The declaration of the G20 Summit has reaffirmed India’s commitment to enhancing full, equal, effective, and meaningful participation of women in decision making and promoting access to digital technologies to prepare women for the future of work. This comes at a time when countries are focused on employment recovery, especially after the COVID-19 crisis, which had a severe impact on women’s employment in certain sectors where they are more heavily concentrated. While the road to recovery has been challenging, G20 offers valuable opportunities for mutual learning and experience sharing among G20 nations.
The global labour market has long witnessed low participation of women compared with men, reflecting significant inequality and labour market challenges. According to the 2023 World Employment and Social Outlook Report by the International Labour Organisation (ILO), the global labour force participation rate for women in 2022 was 47.4%, compared with 72.3% for men, resulting in a gender gap of 24.9 percentage points.
G20 focus on women in labour market
Although women’s labour market participation has improved in several G20 countries, gender gap in participation rates persist across all G20 nations. India, Saudi Arabia, Turkey, and Mexico, among the G20 economies, report lower participation rates for women and larger gender gaps, necessitating effective policy strategies to address these disparities.
Over the years, G20 summits and collective agreements have attempted to address labour market inequalities through commonly agreed policy initiatives. Additionally, the advent of digital technology and technological transformation has brought about unprecedented changes in the world of work, giving rise to new forms of employment, digitisation, gig economies, skill challenges, and inequalities.
These changes disproportionately affect various segments of the workforce, including women. Alongside efforts to reduce the gender gap in labour market participation, G20 countries have recognised the need to address challenges arising from digitisation, automation, globalisation, and the importance of focusing on new skills, new forms of work, and innovative institutional frameworks to build an inclusive future of work.
The G20 leaders pledged their support for robust training efforts in their growth strategies and investments to achieve strong, sustainable, and balanced growth during the 2009 Pittsburgh Summit. In 2018, the G20 Argentina summit acknowledged the need to prioritise the future of work as a shared goal for achieving fair and sustainable development.

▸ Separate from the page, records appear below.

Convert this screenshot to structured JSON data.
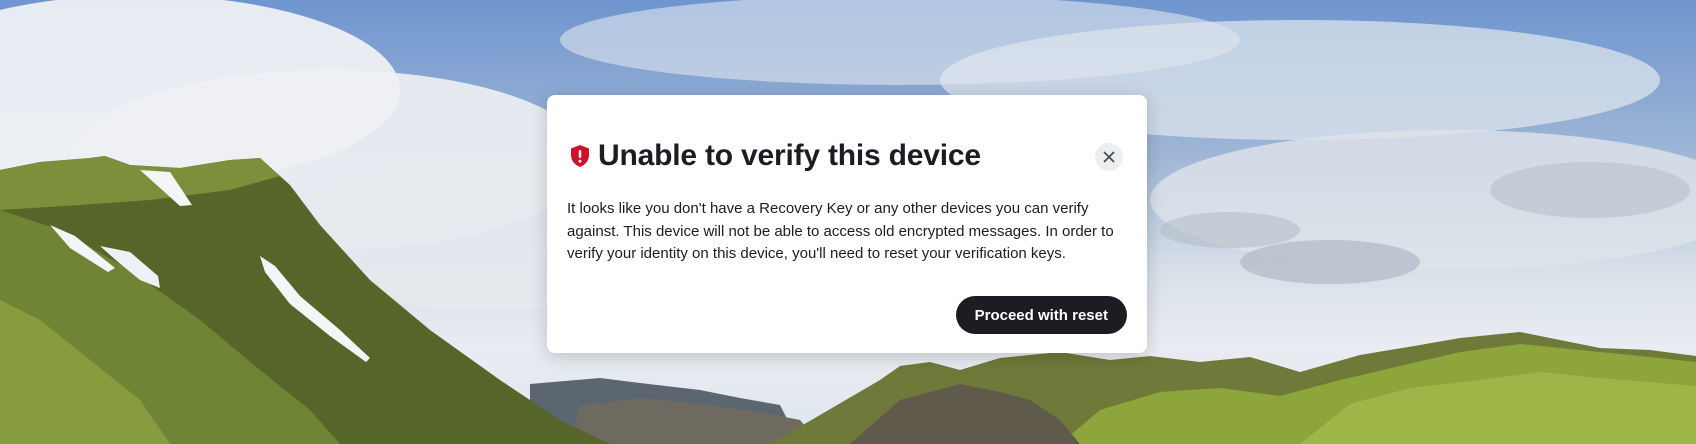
{
  "dialog": {
    "title": "Unable to verify this device",
    "title_icon": "shield-alert-icon",
    "close_icon": "close-icon",
    "body": "It looks like you don't have a Recovery Key or any other devices you can verify against. This device will not be able to access old encrypted messages. In order to verify your identity on this device, you'll need to reset your verification keys.",
    "primary_button_label": "Proceed with reset"
  },
  "colors": {
    "shield": "#d1102b",
    "button_bg": "#1b1d22",
    "text": "#1b1d22"
  }
}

The ILO’s Global Commission on the Future of Work reiterated in 2019 the importance of seizing opportunities presented by transformative changes to deliver economic security, equal opportunity, and social justice. The human-centered agenda for the future of work emphasises broader dimensions of development and progress in living standards, including rights, and enabling environments that expand people’s opportunities and improve their well-being. The future of work, driven by technological transformation, necessitates a reassessment of employment promotion strategies, especially regarding opportunities for skilling and upskilling women workers to adapt to the evolving labour market.
Demographic changes in G20 countries, coupled with a burgeoning youth population in many of them, have profound implications for education, skills, and training. To promote decent work and advance gender equality, it is crucial to invest in the skills of young women and provide them with adequate access to such opportunities. G20 countries’ commitments to balanced and equitable growth also underscore the importance of providing better and higher skills to both men and women, reducing gender gaps in the labour market.
One key policy imperative for preparing the younger generation for the future of work is promoting women’s access to education, skills, and training. In several G20 countries, while women and girls achieve higher levels of education, they encounter invisible barriers that hinder their participation in long-term education programmes or the labour market. An OECD and ILO report in 2020 highlighted that in several advanced G20 countries, completion rates for upper secondary and tertiary degrees are higher for young women and men.
In emerging economies, efforts to reduce early school dropouts for both girls and boys are essential for facilitating their transition from school to work. Another significant policy challenge is addressing the issue of youth not in employment, education, or training (NEET), where several G20 countries report a high share of women in the NEET category. Gendered social norms and cultural practices often discourage women from participating in and sustaining long-term educational programs.
Given this context, the G20 deliberation offers clear directions for nations to collaborate in addressing women’s transitions to the future of work. Sectors such as digital jobs, green jobs, the care sector, gig and platform work, and the increasing demand for jobs in science and technology require employment protection, skilling, and access to social security. The promotion of STEM (Science, Technology, Engineering, and Mathematics) fields is critical in this changing world of work. G20 summits provide an important opportunity for member countries to further deliberate on innovative solutions for promoting women’s employment in the future of work.
(Dr Ellina Samantroy Jena is a fellow and co-ordinator at the Centre for Gender and Labour at VV Giri National Labour Institute, Noida.)